-------- Exercise inputs

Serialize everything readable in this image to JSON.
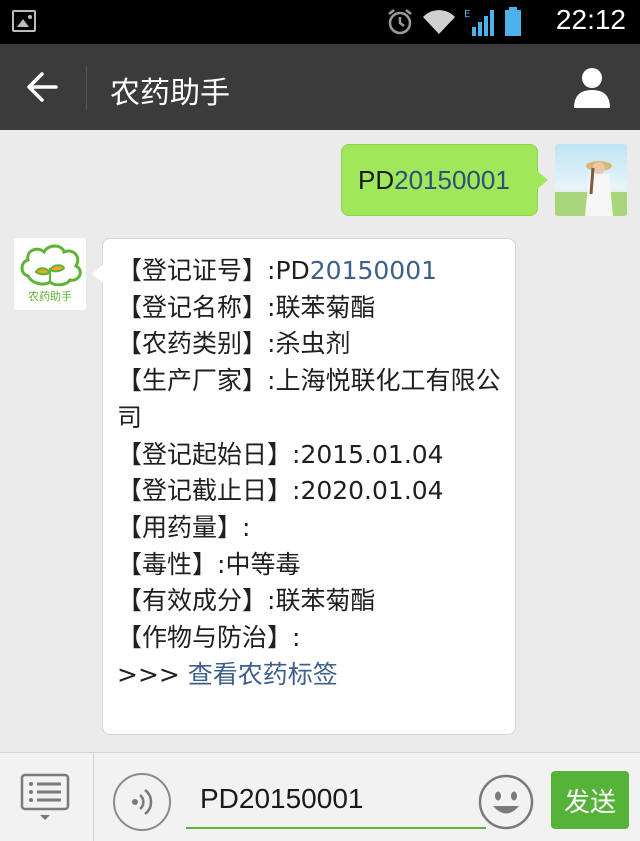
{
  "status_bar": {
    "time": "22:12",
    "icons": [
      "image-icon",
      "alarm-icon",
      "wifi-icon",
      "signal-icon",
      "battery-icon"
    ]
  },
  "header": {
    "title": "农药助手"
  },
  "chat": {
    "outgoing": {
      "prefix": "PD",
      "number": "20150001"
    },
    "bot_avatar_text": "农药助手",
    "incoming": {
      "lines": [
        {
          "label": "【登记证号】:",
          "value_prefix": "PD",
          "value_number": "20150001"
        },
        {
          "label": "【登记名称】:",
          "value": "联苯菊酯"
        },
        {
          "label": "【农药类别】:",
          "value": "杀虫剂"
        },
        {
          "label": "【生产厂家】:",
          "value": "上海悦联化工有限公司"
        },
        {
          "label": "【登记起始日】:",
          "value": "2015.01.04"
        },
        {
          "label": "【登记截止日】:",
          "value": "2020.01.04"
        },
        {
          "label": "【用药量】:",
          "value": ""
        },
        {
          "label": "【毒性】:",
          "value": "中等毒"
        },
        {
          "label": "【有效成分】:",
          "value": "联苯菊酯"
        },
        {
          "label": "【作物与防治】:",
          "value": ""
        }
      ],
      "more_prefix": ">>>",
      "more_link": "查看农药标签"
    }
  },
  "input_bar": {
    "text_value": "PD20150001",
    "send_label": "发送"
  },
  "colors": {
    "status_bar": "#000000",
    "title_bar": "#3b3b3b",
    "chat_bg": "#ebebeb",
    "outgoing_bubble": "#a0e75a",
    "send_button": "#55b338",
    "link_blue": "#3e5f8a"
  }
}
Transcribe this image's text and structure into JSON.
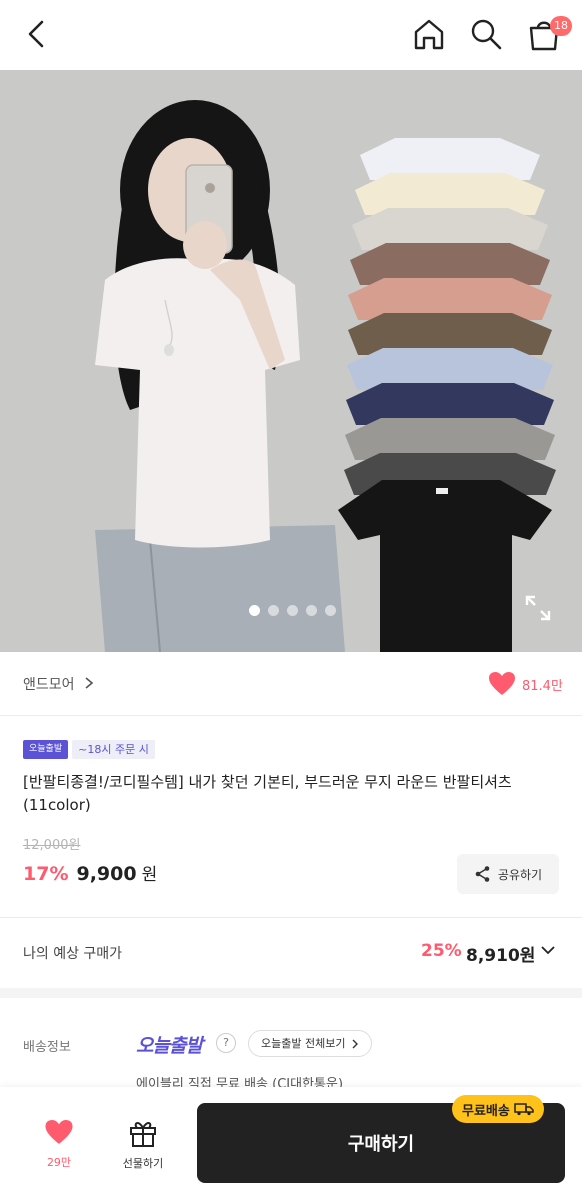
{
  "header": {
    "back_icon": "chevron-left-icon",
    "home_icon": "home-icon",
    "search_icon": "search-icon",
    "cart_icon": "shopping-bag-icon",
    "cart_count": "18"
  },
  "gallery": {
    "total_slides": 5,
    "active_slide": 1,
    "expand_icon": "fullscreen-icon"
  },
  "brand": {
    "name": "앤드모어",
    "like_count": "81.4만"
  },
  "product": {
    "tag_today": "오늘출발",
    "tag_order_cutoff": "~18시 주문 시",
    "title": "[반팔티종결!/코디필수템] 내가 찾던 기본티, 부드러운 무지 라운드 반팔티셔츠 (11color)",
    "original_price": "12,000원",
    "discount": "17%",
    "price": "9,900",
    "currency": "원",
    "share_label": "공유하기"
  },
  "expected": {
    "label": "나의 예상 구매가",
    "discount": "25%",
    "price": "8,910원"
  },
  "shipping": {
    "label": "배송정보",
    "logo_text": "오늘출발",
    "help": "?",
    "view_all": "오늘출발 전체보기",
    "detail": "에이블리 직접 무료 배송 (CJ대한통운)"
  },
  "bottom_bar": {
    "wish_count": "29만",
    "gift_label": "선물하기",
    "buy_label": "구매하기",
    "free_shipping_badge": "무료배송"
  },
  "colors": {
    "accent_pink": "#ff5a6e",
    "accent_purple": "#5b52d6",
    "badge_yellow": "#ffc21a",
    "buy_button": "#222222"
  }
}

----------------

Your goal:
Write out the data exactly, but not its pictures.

Result:
Serialize everything readable in this image to JSON.
{
  "status_bar": {
    "time": "22:12",
    "icons": [
      "image-icon",
      "alarm-icon",
      "wifi-icon",
      "signal-icon",
      "battery-icon"
    ]
  },
  "header": {
    "title": "农药助手"
  },
  "chat": {
    "outgoing": {
      "prefix": "PD",
      "number": "20150001"
    },
    "bot_avatar_text": "农药助手",
    "incoming": {
      "lines": [
        {
          "label": "【登记证号】:",
          "value_prefix": "PD",
          "value_number": "20150001"
        },
        {
          "label": "【登记名称】:",
          "value": "联苯菊酯"
        },
        {
          "label": "【农药类别】:",
          "value": "杀虫剂"
        },
        {
          "label": "【生产厂家】:",
          "value": "上海悦联化工有限公司"
        },
        {
          "label": "【登记起始日】:",
          "value": "2015.01.04"
        },
        {
          "label": "【登记截止日】:",
          "value": "2020.01.04"
        },
        {
          "label": "【用药量】:",
          "value": ""
        },
        {
          "label": "【毒性】:",
          "value": "中等毒"
        },
        {
          "label": "【有效成分】:",
          "value": "联苯菊酯"
        },
        {
          "label": "【作物与防治】:",
          "value": ""
        }
      ],
      "more_prefix": ">>>",
      "more_link": "查看农药标签"
    }
  },
  "input_bar": {
    "text_value": "PD20150001",
    "send_label": "发送"
  },
  "colors": {
    "status_bar": "#000000",
    "title_bar": "#3b3b3b",
    "chat_bg": "#ebebeb",
    "outgoing_bubble": "#a0e75a",
    "send_button": "#55b338",
    "link_blue": "#3e5f8a"
  }
}
Transcribe this image's text and structure into JSON.
{
  "header": {
    "back_icon": "chevron-left-icon",
    "home_icon": "home-icon",
    "search_icon": "search-icon",
    "cart_icon": "shopping-bag-icon",
    "cart_count": "18"
  },
  "gallery": {
    "total_slides": 5,
    "active_slide": 1,
    "expand_icon": "fullscreen-icon"
  },
  "brand": {
    "name": "앤드모어",
    "like_count": "81.4만"
  },
  "product": {
    "tag_today": "오늘출발",
    "tag_order_cutoff": "~18시 주문 시",
    "title": "[반팔티종결!/코디필수템] 내가 찾던 기본티, 부드러운 무지 라운드 반팔티셔츠 (11color)",
    "original_price": "12,000원",
    "discount": "17%",
    "price": "9,900",
    "currency": "원",
    "share_label": "공유하기"
  },
  "expected": {
    "label": "나의 예상 구매가",
    "discount": "25%",
    "price": "8,910원"
  },
  "shipping": {
    "label": "배송정보",
    "logo_text": "오늘출발",
    "help": "?",
    "view_all": "오늘출발 전체보기",
    "detail": "에이블리 직접 무료 배송 (CJ대한통운)"
  },
  "bottom_bar": {
    "wish_count": "29만",
    "gift_label": "선물하기",
    "buy_label": "구매하기",
    "free_shipping_badge": "무료배송"
  },
  "colors": {
    "accent_pink": "#ff5a6e",
    "accent_purple": "#5b52d6",
    "badge_yellow": "#ffc21a",
    "buy_button": "#222222"
  }
}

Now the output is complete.